A secure attachment to a primary caregiver is the most important aspect to developing a healthy and well balanced child. Unfortunately, there are many times when this attachment gets put on the back burner and the child is not afforded the chance to form a secure attachment. When this happens, a plethora of emotional and behavioral difficulties arise. Research suggests, “failure to form secure attachments early in life can have a negative impact on behavior in later childhood and throughout life. Children diagnosed with oppositional-defiant disorder (ODD), conduct disorder (CD) or post traumatic stress disorder (PTSD) frequently display attachment problems, often due to early abuse, neglect or trauma. Clinicians suggest that children adopted after the age of six months have a higher risk of attachment problems” (Cherry, 2006). With these attachment injuries present, parents usually find themselves in difficult situations that can seem impossible to get through. However, there is hope in helping children! Research shows that with the support of at least one consistent caregiver, children can learn to form new attachments and establish new found security in themselves and others.
What else about helping children?
The first thing to keep in mind when caring for children with attachment injuries is to take time to learn about the importance of attachment.For families dealing with attachment injuries in children, it is imperative to understand how early childhood experiences will shape a person for many years, including having lasting effects into their romantic relationships. When children learn that they cannot rely on a primary caregiver during their early years, they are not able to feel safe and secure. Though, when parents take an active role in educating themselves and/or using professionals to assist their family systems, they can better address the difficulties at hand.
Reparenting a hurt child is not for the faint of heart. It is takes time, patience and consistency. When helping children, the journey is long, but it can be immensely rewarding.
Below are a few books to support families in their journey to forming a secure attachment with their child.
Books below for helping children:
Reparenting the Child Who Hurts: For everyday parents looking to understand the impacts of trauma and attachment in childhood, this will be a beneficial read. The book addresses how usual parenting techniques are not always helpful for children who have experienced trauma and why they need to be parented differently. While utilizing a lens fit for foster care and adoptive children, parents find this book to be very helpful and down to earth.
A Secure Base: Parent-Child Attachment and Healthy Human Development: This book was written by John Bowlby and it address the importance of attachment as a whole. Bowlby addresses a variety of research and includes the different attachment styles, along with how to detect them in children. The book is theory heavy and incorporates several clinical studies for those interested in more research.

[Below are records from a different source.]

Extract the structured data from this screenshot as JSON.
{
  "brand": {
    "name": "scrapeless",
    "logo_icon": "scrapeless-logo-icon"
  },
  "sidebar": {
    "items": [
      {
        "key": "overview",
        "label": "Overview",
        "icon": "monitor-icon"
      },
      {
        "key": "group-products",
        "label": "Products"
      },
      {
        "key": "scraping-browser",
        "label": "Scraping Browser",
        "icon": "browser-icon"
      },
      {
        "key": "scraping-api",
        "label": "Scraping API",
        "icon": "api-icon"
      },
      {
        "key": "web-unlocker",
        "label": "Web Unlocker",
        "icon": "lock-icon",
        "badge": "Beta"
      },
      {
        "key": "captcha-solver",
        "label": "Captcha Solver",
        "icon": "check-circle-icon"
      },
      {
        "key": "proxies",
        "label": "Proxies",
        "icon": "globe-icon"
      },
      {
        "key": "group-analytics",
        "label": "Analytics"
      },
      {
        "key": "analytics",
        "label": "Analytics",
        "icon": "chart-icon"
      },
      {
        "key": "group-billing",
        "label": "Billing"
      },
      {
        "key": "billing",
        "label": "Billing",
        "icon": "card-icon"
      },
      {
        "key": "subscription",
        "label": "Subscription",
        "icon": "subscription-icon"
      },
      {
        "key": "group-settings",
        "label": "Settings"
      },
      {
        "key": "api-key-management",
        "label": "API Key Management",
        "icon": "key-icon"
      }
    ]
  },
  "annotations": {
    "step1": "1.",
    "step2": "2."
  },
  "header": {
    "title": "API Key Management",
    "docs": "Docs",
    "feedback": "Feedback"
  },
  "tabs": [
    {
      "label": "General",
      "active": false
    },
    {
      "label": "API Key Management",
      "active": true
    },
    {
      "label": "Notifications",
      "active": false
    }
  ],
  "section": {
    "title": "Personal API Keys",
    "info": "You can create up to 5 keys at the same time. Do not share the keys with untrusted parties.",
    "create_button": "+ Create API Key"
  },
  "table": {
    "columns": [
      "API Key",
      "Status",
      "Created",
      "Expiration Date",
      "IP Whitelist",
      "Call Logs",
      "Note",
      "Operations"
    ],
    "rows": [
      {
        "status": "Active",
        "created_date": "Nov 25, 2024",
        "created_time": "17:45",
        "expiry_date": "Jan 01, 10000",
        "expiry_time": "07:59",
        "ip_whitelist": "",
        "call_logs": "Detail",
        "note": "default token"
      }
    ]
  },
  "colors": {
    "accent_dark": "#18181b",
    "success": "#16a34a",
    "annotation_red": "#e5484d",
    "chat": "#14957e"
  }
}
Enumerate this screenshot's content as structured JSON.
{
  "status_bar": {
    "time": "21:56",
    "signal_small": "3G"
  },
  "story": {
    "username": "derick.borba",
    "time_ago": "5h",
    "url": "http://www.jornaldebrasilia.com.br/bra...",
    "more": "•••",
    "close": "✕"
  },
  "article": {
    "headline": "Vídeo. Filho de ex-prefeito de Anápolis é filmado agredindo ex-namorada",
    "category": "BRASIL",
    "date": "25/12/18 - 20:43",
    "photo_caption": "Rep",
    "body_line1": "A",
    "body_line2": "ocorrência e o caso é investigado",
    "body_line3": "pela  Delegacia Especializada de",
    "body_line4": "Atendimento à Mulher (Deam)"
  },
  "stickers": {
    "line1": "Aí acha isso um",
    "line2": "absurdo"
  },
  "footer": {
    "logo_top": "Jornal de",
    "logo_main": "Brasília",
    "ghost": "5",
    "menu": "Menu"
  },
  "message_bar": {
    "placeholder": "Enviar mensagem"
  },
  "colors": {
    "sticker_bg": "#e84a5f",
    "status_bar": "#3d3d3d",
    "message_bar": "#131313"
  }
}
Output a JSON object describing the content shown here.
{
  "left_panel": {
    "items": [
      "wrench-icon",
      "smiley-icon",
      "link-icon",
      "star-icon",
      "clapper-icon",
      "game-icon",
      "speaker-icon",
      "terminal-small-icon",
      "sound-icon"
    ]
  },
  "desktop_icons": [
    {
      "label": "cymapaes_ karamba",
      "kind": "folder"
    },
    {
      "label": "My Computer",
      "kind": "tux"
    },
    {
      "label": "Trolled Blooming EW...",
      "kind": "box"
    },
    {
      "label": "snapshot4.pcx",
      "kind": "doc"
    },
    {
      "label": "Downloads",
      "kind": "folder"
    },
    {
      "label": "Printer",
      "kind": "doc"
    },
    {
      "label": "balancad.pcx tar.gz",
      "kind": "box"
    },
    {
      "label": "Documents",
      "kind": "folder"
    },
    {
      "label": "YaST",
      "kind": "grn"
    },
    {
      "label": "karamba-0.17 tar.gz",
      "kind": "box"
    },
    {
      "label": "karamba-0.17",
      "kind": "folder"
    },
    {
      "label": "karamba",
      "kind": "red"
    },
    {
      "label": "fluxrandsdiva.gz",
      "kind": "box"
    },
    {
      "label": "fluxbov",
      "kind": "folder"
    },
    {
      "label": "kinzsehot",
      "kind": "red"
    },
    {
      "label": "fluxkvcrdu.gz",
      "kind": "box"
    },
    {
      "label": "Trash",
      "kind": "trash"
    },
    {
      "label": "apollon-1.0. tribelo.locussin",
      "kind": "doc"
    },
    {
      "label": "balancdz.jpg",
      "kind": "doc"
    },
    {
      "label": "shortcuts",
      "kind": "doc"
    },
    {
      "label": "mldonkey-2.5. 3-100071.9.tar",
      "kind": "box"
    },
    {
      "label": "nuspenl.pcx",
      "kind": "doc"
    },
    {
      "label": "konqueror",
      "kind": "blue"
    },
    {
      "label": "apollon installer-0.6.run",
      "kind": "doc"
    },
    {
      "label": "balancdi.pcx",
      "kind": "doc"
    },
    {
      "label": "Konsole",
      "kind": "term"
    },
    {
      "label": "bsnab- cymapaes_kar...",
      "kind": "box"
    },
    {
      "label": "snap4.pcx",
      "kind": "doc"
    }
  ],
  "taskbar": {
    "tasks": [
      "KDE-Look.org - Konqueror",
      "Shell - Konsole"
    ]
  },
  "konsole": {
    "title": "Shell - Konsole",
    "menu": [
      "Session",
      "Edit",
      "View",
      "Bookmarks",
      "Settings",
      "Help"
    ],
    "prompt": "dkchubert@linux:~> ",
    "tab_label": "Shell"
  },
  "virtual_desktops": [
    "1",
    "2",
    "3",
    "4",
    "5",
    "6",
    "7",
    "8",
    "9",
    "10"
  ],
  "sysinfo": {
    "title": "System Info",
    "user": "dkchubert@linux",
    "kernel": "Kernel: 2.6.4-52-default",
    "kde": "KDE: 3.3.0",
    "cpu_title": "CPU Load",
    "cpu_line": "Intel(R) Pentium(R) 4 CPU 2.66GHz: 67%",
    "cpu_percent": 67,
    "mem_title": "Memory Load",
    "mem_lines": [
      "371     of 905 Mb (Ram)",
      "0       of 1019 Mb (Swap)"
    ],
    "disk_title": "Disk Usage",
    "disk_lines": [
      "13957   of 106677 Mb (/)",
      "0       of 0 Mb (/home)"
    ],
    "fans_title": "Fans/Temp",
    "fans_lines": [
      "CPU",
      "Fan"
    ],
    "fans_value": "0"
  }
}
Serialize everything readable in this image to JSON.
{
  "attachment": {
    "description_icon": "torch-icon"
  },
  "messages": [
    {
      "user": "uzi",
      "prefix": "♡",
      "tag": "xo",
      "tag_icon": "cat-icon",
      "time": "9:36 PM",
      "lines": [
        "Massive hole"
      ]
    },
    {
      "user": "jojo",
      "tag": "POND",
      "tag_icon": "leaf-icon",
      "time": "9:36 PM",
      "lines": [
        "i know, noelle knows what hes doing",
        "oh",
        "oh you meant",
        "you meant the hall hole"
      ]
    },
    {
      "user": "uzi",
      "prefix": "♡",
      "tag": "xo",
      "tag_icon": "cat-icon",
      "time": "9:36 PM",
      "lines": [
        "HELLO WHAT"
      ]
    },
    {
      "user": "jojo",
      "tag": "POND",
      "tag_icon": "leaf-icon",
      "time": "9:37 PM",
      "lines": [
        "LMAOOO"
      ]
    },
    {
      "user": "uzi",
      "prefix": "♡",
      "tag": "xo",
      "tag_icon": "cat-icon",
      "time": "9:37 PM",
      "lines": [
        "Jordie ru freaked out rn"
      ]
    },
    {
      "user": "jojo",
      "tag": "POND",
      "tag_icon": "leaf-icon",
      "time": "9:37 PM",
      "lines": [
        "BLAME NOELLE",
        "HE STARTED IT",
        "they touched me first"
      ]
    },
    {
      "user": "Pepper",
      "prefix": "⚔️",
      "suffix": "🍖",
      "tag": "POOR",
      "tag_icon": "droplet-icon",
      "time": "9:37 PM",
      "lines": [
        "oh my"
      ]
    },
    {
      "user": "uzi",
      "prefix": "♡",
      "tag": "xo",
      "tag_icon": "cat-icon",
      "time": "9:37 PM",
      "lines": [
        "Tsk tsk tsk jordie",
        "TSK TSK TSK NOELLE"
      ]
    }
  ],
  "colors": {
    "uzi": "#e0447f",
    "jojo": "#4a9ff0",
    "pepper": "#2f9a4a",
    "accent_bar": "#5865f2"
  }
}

Attached at the Heart: This book is for couples looking to start a family and incorporate attachment based parenting principals. The book addresses several strategies to strengthen emotional bonds with your children, raise conscious children, and ways to form a strong attachment from the beginning.
Parenting the Hurt Child: For families who are involved with a hurt child in some way, shape or form, this book is for you. The author utilizes an adoption lens to address the importance of a strengthened attachment in childhood and what families can do to support their child in the journey to heal and grow.
For more on helping children, you can also view Three Things Every Child Needs.